### Exercise brief
Apart from the pictures, every line below is to be set down exactly.

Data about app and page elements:
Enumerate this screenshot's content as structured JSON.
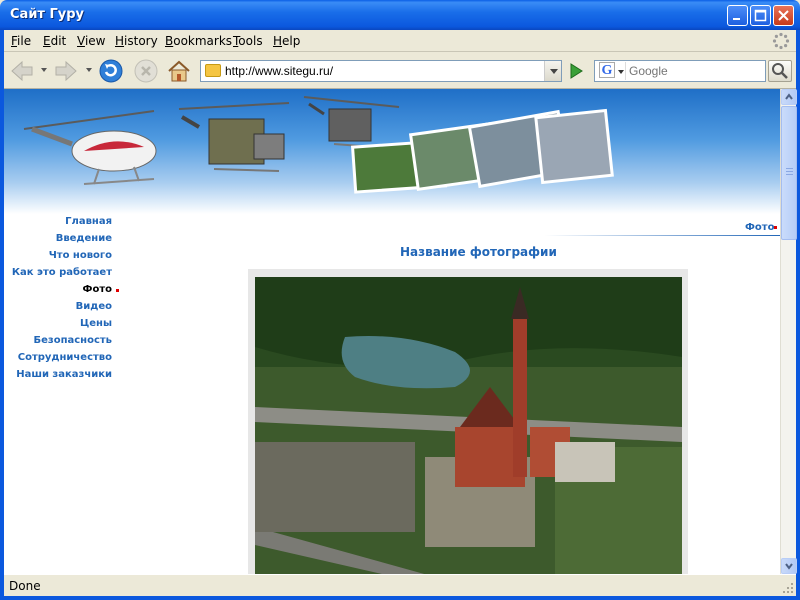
{
  "window": {
    "title": "Сайт Гуру"
  },
  "menu": [
    {
      "label": "File"
    },
    {
      "label": "Edit"
    },
    {
      "label": "View"
    },
    {
      "label": "History"
    },
    {
      "label": "Bookmarks"
    },
    {
      "label": "Tools"
    },
    {
      "label": "Help"
    }
  ],
  "toolbar": {
    "url": "http://www.sitegu.ru/",
    "search_placeholder": "Google"
  },
  "sidebar": {
    "items": [
      {
        "label": "Главная"
      },
      {
        "label": "Введение"
      },
      {
        "label": "Что нового"
      },
      {
        "label": "Как это работает"
      },
      {
        "label": "Фото"
      },
      {
        "label": "Видео"
      },
      {
        "label": "Цены"
      },
      {
        "label": "Безопасность"
      },
      {
        "label": "Сотрудничество"
      },
      {
        "label": "Наши заказчики"
      }
    ],
    "active_index": 4
  },
  "page": {
    "breadcrumb": "Фото",
    "photo_title": "Название фотографии"
  },
  "status": {
    "text": "Done"
  },
  "colors": {
    "link": "#2166b7",
    "accent_marker": "#e00000",
    "titlebar": "#0b58de"
  }
}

### Response area
Enumerate this screenshot's content as structured JSON.
{
  "window": {
    "title": "Сайт Гуру"
  },
  "menu": [
    {
      "label": "File"
    },
    {
      "label": "Edit"
    },
    {
      "label": "View"
    },
    {
      "label": "History"
    },
    {
      "label": "Bookmarks"
    },
    {
      "label": "Tools"
    },
    {
      "label": "Help"
    }
  ],
  "toolbar": {
    "url": "http://www.sitegu.ru/",
    "search_placeholder": "Google"
  },
  "sidebar": {
    "items": [
      {
        "label": "Главная"
      },
      {
        "label": "Введение"
      },
      {
        "label": "Что нового"
      },
      {
        "label": "Как это работает"
      },
      {
        "label": "Фото"
      },
      {
        "label": "Видео"
      },
      {
        "label": "Цены"
      },
      {
        "label": "Безопасность"
      },
      {
        "label": "Сотрудничество"
      },
      {
        "label": "Наши заказчики"
      }
    ],
    "active_index": 4
  },
  "page": {
    "breadcrumb": "Фото",
    "photo_title": "Название фотографии"
  },
  "status": {
    "text": "Done"
  },
  "colors": {
    "link": "#2166b7",
    "accent_marker": "#e00000",
    "titlebar": "#0b58de"
  }
}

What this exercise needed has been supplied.